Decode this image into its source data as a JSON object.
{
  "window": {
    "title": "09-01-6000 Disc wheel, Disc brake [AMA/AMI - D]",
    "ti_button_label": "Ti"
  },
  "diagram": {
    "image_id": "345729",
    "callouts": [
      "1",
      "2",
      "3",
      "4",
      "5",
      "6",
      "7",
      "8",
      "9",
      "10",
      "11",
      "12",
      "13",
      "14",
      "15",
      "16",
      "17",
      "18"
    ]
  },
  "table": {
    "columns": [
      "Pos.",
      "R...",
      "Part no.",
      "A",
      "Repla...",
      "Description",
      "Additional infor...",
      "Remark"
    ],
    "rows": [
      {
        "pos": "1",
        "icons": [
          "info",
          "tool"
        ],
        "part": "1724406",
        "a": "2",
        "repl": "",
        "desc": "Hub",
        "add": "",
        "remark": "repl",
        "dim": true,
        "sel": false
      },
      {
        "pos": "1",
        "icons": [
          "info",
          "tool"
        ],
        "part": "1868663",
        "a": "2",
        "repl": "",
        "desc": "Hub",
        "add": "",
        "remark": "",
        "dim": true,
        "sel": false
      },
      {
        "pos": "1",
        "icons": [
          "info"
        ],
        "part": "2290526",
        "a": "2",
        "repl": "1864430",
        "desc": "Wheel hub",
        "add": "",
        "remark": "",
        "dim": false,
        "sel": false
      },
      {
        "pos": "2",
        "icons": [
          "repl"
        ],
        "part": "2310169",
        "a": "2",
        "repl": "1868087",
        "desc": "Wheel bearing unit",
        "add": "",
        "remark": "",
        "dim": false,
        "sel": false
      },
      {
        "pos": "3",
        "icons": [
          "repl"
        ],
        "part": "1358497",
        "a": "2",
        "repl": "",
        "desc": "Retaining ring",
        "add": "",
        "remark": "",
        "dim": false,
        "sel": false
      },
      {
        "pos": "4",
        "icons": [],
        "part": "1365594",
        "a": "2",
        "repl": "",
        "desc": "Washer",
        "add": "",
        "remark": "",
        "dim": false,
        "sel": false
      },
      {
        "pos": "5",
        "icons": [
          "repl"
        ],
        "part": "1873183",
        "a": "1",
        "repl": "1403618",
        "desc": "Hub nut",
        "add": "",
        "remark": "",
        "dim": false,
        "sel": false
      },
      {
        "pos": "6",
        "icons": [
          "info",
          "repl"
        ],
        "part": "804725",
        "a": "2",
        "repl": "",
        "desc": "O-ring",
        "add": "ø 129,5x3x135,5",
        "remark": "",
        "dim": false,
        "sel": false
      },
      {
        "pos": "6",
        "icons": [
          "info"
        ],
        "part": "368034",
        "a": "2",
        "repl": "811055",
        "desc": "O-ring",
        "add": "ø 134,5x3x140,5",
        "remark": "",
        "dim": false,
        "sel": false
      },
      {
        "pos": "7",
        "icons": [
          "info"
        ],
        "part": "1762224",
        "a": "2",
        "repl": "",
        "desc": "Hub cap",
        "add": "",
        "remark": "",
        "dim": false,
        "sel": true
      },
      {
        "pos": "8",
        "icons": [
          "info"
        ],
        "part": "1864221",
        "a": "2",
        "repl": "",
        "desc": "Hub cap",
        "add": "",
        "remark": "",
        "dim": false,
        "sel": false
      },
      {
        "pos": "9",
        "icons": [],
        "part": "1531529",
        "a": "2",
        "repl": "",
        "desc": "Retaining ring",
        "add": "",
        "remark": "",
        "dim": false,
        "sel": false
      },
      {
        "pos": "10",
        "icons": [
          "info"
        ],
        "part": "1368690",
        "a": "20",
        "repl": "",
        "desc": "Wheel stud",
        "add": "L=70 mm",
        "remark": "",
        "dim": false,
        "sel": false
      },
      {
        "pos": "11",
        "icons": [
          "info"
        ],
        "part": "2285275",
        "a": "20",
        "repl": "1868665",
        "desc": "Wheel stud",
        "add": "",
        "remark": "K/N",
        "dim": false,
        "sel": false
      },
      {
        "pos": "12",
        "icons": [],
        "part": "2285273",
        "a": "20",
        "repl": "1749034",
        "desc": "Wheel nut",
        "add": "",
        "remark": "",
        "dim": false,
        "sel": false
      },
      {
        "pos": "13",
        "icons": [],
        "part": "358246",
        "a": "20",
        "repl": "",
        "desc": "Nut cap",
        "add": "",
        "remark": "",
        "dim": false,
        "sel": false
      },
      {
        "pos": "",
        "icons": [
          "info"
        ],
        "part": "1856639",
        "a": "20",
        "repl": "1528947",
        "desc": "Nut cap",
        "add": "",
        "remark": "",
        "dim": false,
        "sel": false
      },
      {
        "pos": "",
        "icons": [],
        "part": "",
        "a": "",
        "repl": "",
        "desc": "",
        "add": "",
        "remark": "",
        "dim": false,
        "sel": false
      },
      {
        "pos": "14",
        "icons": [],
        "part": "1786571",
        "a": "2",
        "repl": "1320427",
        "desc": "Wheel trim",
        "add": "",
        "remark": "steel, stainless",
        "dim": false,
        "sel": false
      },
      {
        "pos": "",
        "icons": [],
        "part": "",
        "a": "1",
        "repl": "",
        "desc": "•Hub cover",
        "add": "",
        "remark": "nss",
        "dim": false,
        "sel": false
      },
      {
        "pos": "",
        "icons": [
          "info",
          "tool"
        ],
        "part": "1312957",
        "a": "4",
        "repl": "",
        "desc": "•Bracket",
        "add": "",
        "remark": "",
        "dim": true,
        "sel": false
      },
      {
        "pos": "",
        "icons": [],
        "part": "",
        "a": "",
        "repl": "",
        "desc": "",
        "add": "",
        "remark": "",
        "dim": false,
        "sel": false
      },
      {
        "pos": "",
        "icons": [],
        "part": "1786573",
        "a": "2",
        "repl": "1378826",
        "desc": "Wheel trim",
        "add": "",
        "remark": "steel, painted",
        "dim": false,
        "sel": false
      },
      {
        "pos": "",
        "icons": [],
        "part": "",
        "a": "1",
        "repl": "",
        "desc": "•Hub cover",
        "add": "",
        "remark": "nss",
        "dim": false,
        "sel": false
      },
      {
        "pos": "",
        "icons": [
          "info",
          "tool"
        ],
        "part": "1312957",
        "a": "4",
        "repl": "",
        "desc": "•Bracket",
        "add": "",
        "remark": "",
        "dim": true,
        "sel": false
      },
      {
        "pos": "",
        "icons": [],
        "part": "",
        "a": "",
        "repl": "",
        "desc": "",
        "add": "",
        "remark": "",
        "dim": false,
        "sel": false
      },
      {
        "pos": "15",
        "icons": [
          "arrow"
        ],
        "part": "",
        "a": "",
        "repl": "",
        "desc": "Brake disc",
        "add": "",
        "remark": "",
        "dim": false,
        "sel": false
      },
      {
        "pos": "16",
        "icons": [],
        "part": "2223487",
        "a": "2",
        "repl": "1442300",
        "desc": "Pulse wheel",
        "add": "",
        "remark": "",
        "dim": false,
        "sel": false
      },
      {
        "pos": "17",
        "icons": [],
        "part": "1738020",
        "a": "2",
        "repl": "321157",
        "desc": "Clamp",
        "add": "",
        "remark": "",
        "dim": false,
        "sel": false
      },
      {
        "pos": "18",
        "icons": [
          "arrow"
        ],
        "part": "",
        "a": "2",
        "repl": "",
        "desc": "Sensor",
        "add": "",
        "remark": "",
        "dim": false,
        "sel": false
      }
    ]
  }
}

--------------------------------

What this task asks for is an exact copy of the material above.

Decode this image into its source data as a JSON object.
{
  "window": {
    "title": "09-01-6000 Disc wheel, Disc brake [AMA/AMI - D]",
    "ti_button_label": "Ti"
  },
  "diagram": {
    "image_id": "345729",
    "callouts": [
      "1",
      "2",
      "3",
      "4",
      "5",
      "6",
      "7",
      "8",
      "9",
      "10",
      "11",
      "12",
      "13",
      "14",
      "15",
      "16",
      "17",
      "18"
    ]
  },
  "table": {
    "columns": [
      "Pos.",
      "R...",
      "Part no.",
      "A",
      "Repla...",
      "Description",
      "Additional infor...",
      "Remark"
    ],
    "rows": [
      {
        "pos": "1",
        "icons": [
          "info",
          "tool"
        ],
        "part": "1724406",
        "a": "2",
        "repl": "",
        "desc": "Hub",
        "add": "",
        "remark": "repl",
        "dim": true,
        "sel": false
      },
      {
        "pos": "1",
        "icons": [
          "info",
          "tool"
        ],
        "part": "1868663",
        "a": "2",
        "repl": "",
        "desc": "Hub",
        "add": "",
        "remark": "",
        "dim": true,
        "sel": false
      },
      {
        "pos": "1",
        "icons": [
          "info"
        ],
        "part": "2290526",
        "a": "2",
        "repl": "1864430",
        "desc": "Wheel hub",
        "add": "",
        "remark": "",
        "dim": false,
        "sel": false
      },
      {
        "pos": "2",
        "icons": [
          "repl"
        ],
        "part": "2310169",
        "a": "2",
        "repl": "1868087",
        "desc": "Wheel bearing unit",
        "add": "",
        "remark": "",
        "dim": false,
        "sel": false
      },
      {
        "pos": "3",
        "icons": [
          "repl"
        ],
        "part": "1358497",
        "a": "2",
        "repl": "",
        "desc": "Retaining ring",
        "add": "",
        "remark": "",
        "dim": false,
        "sel": false
      },
      {
        "pos": "4",
        "icons": [],
        "part": "1365594",
        "a": "2",
        "repl": "",
        "desc": "Washer",
        "add": "",
        "remark": "",
        "dim": false,
        "sel": false
      },
      {
        "pos": "5",
        "icons": [
          "repl"
        ],
        "part": "1873183",
        "a": "1",
        "repl": "1403618",
        "desc": "Hub nut",
        "add": "",
        "remark": "",
        "dim": false,
        "sel": false
      },
      {
        "pos": "6",
        "icons": [
          "info",
          "repl"
        ],
        "part": "804725",
        "a": "2",
        "repl": "",
        "desc": "O-ring",
        "add": "ø 129,5x3x135,5",
        "remark": "",
        "dim": false,
        "sel": false
      },
      {
        "pos": "6",
        "icons": [
          "info"
        ],
        "part": "368034",
        "a": "2",
        "repl": "811055",
        "desc": "O-ring",
        "add": "ø 134,5x3x140,5",
        "remark": "",
        "dim": false,
        "sel": false
      },
      {
        "pos": "7",
        "icons": [
          "info"
        ],
        "part": "1762224",
        "a": "2",
        "repl": "",
        "desc": "Hub cap",
        "add": "",
        "remark": "",
        "dim": false,
        "sel": true
      },
      {
        "pos": "8",
        "icons": [
          "info"
        ],
        "part": "1864221",
        "a": "2",
        "repl": "",
        "desc": "Hub cap",
        "add": "",
        "remark": "",
        "dim": false,
        "sel": false
      },
      {
        "pos": "9",
        "icons": [],
        "part": "1531529",
        "a": "2",
        "repl": "",
        "desc": "Retaining ring",
        "add": "",
        "remark": "",
        "dim": false,
        "sel": false
      },
      {
        "pos": "10",
        "icons": [
          "info"
        ],
        "part": "1368690",
        "a": "20",
        "repl": "",
        "desc": "Wheel stud",
        "add": "L=70 mm",
        "remark": "",
        "dim": false,
        "sel": false
      },
      {
        "pos": "11",
        "icons": [
          "info"
        ],
        "part": "2285275",
        "a": "20",
        "repl": "1868665",
        "desc": "Wheel stud",
        "add": "",
        "remark": "K/N",
        "dim": false,
        "sel": false
      },
      {
        "pos": "12",
        "icons": [],
        "part": "2285273",
        "a": "20",
        "repl": "1749034",
        "desc": "Wheel nut",
        "add": "",
        "remark": "",
        "dim": false,
        "sel": false
      },
      {
        "pos": "13",
        "icons": [],
        "part": "358246",
        "a": "20",
        "repl": "",
        "desc": "Nut cap",
        "add": "",
        "remark": "",
        "dim": false,
        "sel": false
      },
      {
        "pos": "",
        "icons": [
          "info"
        ],
        "part": "1856639",
        "a": "20",
        "repl": "1528947",
        "desc": "Nut cap",
        "add": "",
        "remark": "",
        "dim": false,
        "sel": false
      },
      {
        "pos": "",
        "icons": [],
        "part": "",
        "a": "",
        "repl": "",
        "desc": "",
        "add": "",
        "remark": "",
        "dim": false,
        "sel": false
      },
      {
        "pos": "14",
        "icons": [],
        "part": "1786571",
        "a": "2",
        "repl": "1320427",
        "desc": "Wheel trim",
        "add": "",
        "remark": "steel, stainless",
        "dim": false,
        "sel": false
      },
      {
        "pos": "",
        "icons": [],
        "part": "",
        "a": "1",
        "repl": "",
        "desc": "•Hub cover",
        "add": "",
        "remark": "nss",
        "dim": false,
        "sel": false
      },
      {
        "pos": "",
        "icons": [
          "info",
          "tool"
        ],
        "part": "1312957",
        "a": "4",
        "repl": "",
        "desc": "•Bracket",
        "add": "",
        "remark": "",
        "dim": true,
        "sel": false
      },
      {
        "pos": "",
        "icons": [],
        "part": "",
        "a": "",
        "repl": "",
        "desc": "",
        "add": "",
        "remark": "",
        "dim": false,
        "sel": false
      },
      {
        "pos": "",
        "icons": [],
        "part": "1786573",
        "a": "2",
        "repl": "1378826",
        "desc": "Wheel trim",
        "add": "",
        "remark": "steel, painted",
        "dim": false,
        "sel": false
      },
      {
        "pos": "",
        "icons": [],
        "part": "",
        "a": "1",
        "repl": "",
        "desc": "•Hub cover",
        "add": "",
        "remark": "nss",
        "dim": false,
        "sel": false
      },
      {
        "pos": "",
        "icons": [
          "info",
          "tool"
        ],
        "part": "1312957",
        "a": "4",
        "repl": "",
        "desc": "•Bracket",
        "add": "",
        "remark": "",
        "dim": true,
        "sel": false
      },
      {
        "pos": "",
        "icons": [],
        "part": "",
        "a": "",
        "repl": "",
        "desc": "",
        "add": "",
        "remark": "",
        "dim": false,
        "sel": false
      },
      {
        "pos": "15",
        "icons": [
          "arrow"
        ],
        "part": "",
        "a": "",
        "repl": "",
        "desc": "Brake disc",
        "add": "",
        "remark": "",
        "dim": false,
        "sel": false
      },
      {
        "pos": "16",
        "icons": [],
        "part": "2223487",
        "a": "2",
        "repl": "1442300",
        "desc": "Pulse wheel",
        "add": "",
        "remark": "",
        "dim": false,
        "sel": false
      },
      {
        "pos": "17",
        "icons": [],
        "part": "1738020",
        "a": "2",
        "repl": "321157",
        "desc": "Clamp",
        "add": "",
        "remark": "",
        "dim": false,
        "sel": false
      },
      {
        "pos": "18",
        "icons": [
          "arrow"
        ],
        "part": "",
        "a": "2",
        "repl": "",
        "desc": "Sensor",
        "add": "",
        "remark": "",
        "dim": false,
        "sel": false
      }
    ]
  }
}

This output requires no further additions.